In addition, the film’s acting runs the gamut from good to less so, and director Sean Branney, doing his first feature film after co-writing “The Call of Cthulhu,” doesn’t seem able to keep a steady pace, with some of the movie’s forward momentum falling flat. And, finally, the film’s ending gets awfully silly, even corny, an ending that Lovecraft only hinted at but here gets a full visual treatment.
Nevertheless, the plusses outweigh the minuses, and “The Whisperer in Darkness” has its undoubted charms, particularly for any serious Lovecraft fancier.

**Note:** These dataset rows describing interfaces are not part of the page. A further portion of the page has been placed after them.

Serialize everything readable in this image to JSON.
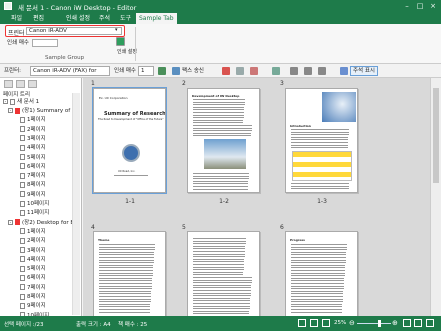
{
  "window": {
    "title": "새 문서 1 - Canon iW Desktop - Editor"
  },
  "ribbon": {
    "tabs": [
      "파일",
      "편집",
      "인쇄 설정",
      "주석",
      "도구",
      "Sample Tab"
    ],
    "printer_label": "프린터",
    "printer_value": "Canon iR-ADV",
    "copies_label": "인쇄 매수",
    "copies_value": "",
    "print_label": "인쇄 설정",
    "group_label": "Sample Group"
  },
  "toolbar": {
    "printer_label": "프린터:",
    "printer_value": "Canon iR-ADV (FAX) for",
    "copies_label": "인쇄 매수",
    "copies_value": "1",
    "fax_label": "팩스 송신",
    "annotation_label": "주석 표시"
  },
  "sidebar": {
    "header": "페이지 트리",
    "root": "새 문서 1",
    "groups": [
      {
        "label": "(장1) Summary of R",
        "pages": [
          "1페이지",
          "2페이지",
          "3페이지",
          "4페이지",
          "5페이지",
          "6페이지",
          "7페이지",
          "8페이지",
          "9페이지",
          "10페이지",
          "11페이지"
        ]
      },
      {
        "label": "(장2) Desktop for Be",
        "pages": [
          "1페이지",
          "2페이지",
          "3페이지",
          "4페이지",
          "5페이지",
          "6페이지",
          "7페이지",
          "8페이지",
          "9페이지",
          "10페이지",
          "11페이지",
          "12페이지"
        ]
      }
    ]
  },
  "main": {
    "column_numbers": [
      "1",
      "2",
      "3",
      "4",
      "5",
      "6"
    ],
    "captions": [
      "1-1",
      "1-2",
      "1-3"
    ],
    "page1": {
      "header": "Ex. UX Corporation",
      "title": "Summary of Research",
      "subtitle": "The Road to Development of \"Office of the Future\"",
      "footer": "UX Road, Inc."
    },
    "page2": {
      "title": "Development of IW Desktop"
    },
    "page3": {
      "title": "Introduction"
    },
    "page4": {
      "title": "Theme"
    },
    "page6": {
      "title": "Progress"
    }
  },
  "status": {
    "selected_page": "선택 페이지 :/23",
    "output_size": "출력 크기 : A4",
    "book_pages": "책 매수 : 25",
    "zoom": "25%"
  },
  "colors": {
    "accent": "#1e7b4a",
    "highlight": "#e33333",
    "selection": "#6aa0d8"
  }
}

The folks at the HPLHS use a single-layer BD25 and an MPEG-4/AVC codec to transfer the film and its extras to Blu-ray disc in high definition, retaining the movie’s 1.78:1 aspect ratio. It appears the filmmakers shot it digitally, by the way (in a process they humorously call “MythoScope,” playing on the idea of Lovecraft’s Cthulhu mythos). The picture quality ranges between crystal clear and razor sharp to slightly soft and flat. Black-and-white contrasts are usually just ordinary for high definition, but given that it is HD, after all, that’s still pretty good.
As I mentioned before, the filmmakers use 5.1 DTS-HD for the audio, which is technically the absolute best part of the picture, whether it reflects the era of the 1930’s or not. There is excellent bass when called upon, a good front-channel stereo spread, and an effective use of the surrounds for occasional environmental noises and ambient musical bloom. The sound is clean and polished, doing justice to the musical soundtrack, even if it may remind you more of today’s films than those of the Thirties.
There is a surprising lot of material among the extras, all of it in high def, the total timings of which exceed that of the movie itself. First up, there’s a commentary track with the filmmakers, Sean Branney, Andrew Leman, and David Robertson. After that is a main making-of featurette, “The Whisperer Behind the Scenes,” forty-seven minutes; and nine shorter, technical featurettes, about 108 minutes. There is a good deal of repetition among these various featurettes, but they can be revealing in their way. Then, there are six deleted or extended scenes; a healthy twenty-eight scene selections; and four trailers, three for “Whisperer” and one for “The Call of Cthulhu.” English is the only spoken language available, and there are no subtitle options that I could find.
Of the many screen adaptions of H.P. Lovecraft’s work, the ones from the H.P. Lovecraft Historical Society are among the best you’ll find, although one wishes for a steadier tempo in “Whisperer” and a greater building of tension and suspense. Still, the atmospherics are in place, and the filmmakers catch the essence of Lovecraft’s expansive horror with efficiency. The film is genuinely entertaining without attaining greatness. The Wife-O-Meter thought “Whisperer” was a good Saturday-afternoon popcorn flick. Fair enough.